COLUMBIA — The choir at First Nazareth Baptist Church sang, ``We'll understand it better, by and by,'' as the grieving family of Dutch Fork High School senior Da'Von Capers leaned over his casket to say goodbye.
On this day, though, there was little understanding as to why a 17-year-old had died after being stabbed in a fight after a tense basketball game between two rivals.
Or why his mother had to utter cries so anguished it sounded as if her heart was being ripped from her chest.
Or why teenage football players had to wear dark sunglasses in church to mask the tears spilling down their cheeks.
The Rev. Blakely Scott, First Nazareth's pastor, told people packed in the sanctuary for Capers' funeral Saturday that they would have to trust God.
He assured them that Capers was in a good place.
Capers, who played football for the Silver Foxes, was a good person, Scott said. He was an honor roll student who was respected and trusted by his teammates and classmates. And, most importantly, in 2010 he had been baptized, the preacher said.
``Da'Von is all right now,'' Scott said. ``If he had died outside the Lord,it would have been career ending. But because he died on the right side of the Lord, it was just a season-ending injury. It's a new season for him.
``I need to tell his teammates he isn't wearing a green uniform any more. He's wearing a white uniform.''
Those lines brought the Dutch Fork football team players to their feet Saturday.
Capers was buried after the service at Lincoln Cemetery on Farrow Road. He died Monday after he was stabbed in the chest during an argument at a Cook Out restaurant in Lexington following a basketball game between rival schools Dutch Fork and Lexington.
Before Saturday's service began, football players stood quietly. The only sound was their hands slapping together before tight embraces. Some buried their faces into the shoulders of parents, teachers and coaches as their bodies shook with grief.
Just before the service began, Capers' parents, Laronzo and Charlene Capers, led a procession of their large extended family into the church.
The parents and their two surviving adult children, Cherelle Capers and Byron Capers, paused in front of the casket for several minutes. The painful wailing from the family sent chills through those sitting in the church pews.
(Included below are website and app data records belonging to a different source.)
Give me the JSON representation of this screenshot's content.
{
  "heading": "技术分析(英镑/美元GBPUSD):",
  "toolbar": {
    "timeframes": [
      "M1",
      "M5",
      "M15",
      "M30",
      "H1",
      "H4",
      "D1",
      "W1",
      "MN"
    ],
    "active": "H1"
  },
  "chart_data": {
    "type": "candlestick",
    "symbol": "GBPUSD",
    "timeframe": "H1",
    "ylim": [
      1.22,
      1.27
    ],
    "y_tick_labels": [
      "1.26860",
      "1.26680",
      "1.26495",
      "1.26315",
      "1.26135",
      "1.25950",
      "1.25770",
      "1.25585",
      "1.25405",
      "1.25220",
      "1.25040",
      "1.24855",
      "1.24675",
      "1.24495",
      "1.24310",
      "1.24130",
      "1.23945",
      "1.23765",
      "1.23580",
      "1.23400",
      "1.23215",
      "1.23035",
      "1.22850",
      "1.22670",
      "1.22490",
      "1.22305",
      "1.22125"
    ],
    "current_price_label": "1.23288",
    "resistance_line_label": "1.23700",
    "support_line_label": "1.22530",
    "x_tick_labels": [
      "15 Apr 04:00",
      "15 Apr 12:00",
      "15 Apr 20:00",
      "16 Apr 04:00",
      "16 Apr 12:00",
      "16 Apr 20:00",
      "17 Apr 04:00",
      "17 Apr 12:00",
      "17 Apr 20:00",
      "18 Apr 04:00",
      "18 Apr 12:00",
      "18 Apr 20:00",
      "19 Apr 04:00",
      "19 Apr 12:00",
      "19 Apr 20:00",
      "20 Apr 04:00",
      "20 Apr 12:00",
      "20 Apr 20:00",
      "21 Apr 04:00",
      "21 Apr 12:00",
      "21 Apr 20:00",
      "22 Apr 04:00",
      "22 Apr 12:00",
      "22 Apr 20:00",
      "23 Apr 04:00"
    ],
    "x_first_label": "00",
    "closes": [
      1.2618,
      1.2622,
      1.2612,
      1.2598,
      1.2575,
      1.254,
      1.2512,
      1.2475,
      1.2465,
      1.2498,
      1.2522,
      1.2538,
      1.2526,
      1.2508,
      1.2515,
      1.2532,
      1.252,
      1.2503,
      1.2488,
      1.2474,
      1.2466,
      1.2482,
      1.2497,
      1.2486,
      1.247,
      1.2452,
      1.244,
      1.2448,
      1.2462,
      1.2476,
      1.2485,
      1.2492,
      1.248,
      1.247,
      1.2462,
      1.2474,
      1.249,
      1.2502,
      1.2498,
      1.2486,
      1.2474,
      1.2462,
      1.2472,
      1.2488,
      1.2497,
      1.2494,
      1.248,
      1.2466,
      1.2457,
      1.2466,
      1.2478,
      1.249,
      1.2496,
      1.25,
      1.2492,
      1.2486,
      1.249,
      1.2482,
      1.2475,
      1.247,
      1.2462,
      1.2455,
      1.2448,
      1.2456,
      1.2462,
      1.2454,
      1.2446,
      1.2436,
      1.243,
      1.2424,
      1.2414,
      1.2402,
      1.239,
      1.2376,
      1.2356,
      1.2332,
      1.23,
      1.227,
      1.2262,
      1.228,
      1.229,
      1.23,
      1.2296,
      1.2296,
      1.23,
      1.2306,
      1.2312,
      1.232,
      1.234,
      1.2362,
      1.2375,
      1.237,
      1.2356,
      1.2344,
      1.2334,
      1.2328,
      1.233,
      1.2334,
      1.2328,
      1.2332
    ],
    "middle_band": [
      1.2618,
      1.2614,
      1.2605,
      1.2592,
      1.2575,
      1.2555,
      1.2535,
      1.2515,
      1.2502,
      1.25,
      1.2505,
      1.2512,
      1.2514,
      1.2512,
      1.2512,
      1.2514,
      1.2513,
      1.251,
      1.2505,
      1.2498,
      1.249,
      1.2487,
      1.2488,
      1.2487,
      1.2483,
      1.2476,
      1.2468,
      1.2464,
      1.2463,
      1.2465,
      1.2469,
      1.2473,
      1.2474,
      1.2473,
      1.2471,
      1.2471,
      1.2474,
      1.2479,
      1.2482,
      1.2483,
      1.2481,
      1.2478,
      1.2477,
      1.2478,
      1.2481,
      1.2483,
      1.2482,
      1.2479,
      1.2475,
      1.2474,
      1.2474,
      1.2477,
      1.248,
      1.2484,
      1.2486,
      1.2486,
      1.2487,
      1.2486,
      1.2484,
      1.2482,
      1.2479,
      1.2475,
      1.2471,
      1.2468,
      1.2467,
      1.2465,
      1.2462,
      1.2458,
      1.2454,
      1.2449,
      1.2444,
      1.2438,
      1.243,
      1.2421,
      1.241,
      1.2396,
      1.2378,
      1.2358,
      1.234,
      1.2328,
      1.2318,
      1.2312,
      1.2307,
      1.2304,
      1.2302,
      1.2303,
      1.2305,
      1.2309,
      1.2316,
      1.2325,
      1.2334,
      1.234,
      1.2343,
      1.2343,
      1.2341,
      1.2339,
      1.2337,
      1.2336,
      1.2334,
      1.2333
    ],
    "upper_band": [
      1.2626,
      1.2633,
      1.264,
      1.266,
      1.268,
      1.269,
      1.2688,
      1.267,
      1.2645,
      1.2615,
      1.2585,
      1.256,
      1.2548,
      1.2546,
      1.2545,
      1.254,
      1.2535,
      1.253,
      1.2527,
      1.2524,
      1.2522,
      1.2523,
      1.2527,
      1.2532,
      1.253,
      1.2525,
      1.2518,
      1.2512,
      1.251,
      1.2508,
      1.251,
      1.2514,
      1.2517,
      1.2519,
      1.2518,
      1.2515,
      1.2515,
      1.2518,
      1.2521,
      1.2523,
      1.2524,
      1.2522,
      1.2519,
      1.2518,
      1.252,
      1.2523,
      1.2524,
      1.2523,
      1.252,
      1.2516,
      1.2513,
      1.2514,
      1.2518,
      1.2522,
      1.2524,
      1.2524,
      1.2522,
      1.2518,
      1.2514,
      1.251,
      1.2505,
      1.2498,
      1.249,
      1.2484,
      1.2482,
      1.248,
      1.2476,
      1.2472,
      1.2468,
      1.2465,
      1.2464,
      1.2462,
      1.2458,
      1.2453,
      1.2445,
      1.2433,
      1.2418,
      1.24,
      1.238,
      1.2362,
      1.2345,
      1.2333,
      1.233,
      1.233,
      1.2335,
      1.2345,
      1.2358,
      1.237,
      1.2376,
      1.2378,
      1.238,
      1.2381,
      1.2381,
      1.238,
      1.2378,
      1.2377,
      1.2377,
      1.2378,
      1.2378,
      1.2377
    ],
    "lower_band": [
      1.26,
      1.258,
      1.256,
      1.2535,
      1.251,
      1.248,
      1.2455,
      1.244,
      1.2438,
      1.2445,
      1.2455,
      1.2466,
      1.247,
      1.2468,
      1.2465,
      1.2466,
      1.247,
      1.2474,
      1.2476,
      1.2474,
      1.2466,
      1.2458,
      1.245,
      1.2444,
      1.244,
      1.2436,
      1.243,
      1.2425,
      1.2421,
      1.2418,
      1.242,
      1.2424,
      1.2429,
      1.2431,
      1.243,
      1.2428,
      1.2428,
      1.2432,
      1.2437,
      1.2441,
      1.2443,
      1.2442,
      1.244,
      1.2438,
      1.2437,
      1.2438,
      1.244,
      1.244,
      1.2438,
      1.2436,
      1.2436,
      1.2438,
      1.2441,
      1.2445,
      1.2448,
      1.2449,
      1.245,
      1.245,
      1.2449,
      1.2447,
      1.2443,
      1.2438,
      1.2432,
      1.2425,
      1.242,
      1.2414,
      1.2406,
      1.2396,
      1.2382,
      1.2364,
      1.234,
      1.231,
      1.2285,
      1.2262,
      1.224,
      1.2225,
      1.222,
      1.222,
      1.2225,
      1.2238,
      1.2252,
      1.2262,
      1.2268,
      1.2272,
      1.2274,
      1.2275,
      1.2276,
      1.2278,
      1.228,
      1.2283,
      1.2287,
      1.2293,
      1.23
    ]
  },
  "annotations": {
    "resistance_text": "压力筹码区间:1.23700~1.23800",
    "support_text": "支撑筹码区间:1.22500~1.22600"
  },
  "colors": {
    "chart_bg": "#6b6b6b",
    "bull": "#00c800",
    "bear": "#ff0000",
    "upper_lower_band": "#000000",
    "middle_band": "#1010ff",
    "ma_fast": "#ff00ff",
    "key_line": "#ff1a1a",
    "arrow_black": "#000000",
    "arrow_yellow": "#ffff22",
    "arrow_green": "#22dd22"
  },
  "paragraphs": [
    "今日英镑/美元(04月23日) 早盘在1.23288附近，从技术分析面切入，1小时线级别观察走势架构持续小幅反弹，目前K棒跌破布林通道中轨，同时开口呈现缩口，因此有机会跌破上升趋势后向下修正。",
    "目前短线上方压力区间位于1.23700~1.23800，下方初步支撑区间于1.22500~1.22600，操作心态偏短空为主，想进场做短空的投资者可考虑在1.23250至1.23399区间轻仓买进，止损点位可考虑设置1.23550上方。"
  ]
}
Even more people began to cry.
Kevin Hendrix, a Dutch Fork football team defensive line coach, spoke about Capers' presence on the football team.
Hendrix told a story about Capers losing a family member just as the team was holding early morning practices to prepare for their season.
The team had gathered at 6:30 a.m., and Hendrix said he was wondering whether Capers would be there. Then, he looked up and saw Capers running down a hill toward the practice field.
``I looked up and said, `There he is. Our man Cape.' The whole team clapped\ and said the same thing as he ran down the hill.''
Scott's sermon concluded the service.
Although the suspected killer's name, Kierin Dennis , was never mentioned, Scott spoke of forgiveness for the 18-year-old, a graduate of the rival school, Lexington High, who has been charged with murder in the case.
``When you forgive, you become bigger and better,'' Scott said. ``Family, I know it's going to be difficult, but you're going to have to do it for your own good.''
He closed the service by saying, ``Sleep on, Da'Von. You fought a good fight. You lived a good life. You kept your priorities straight.''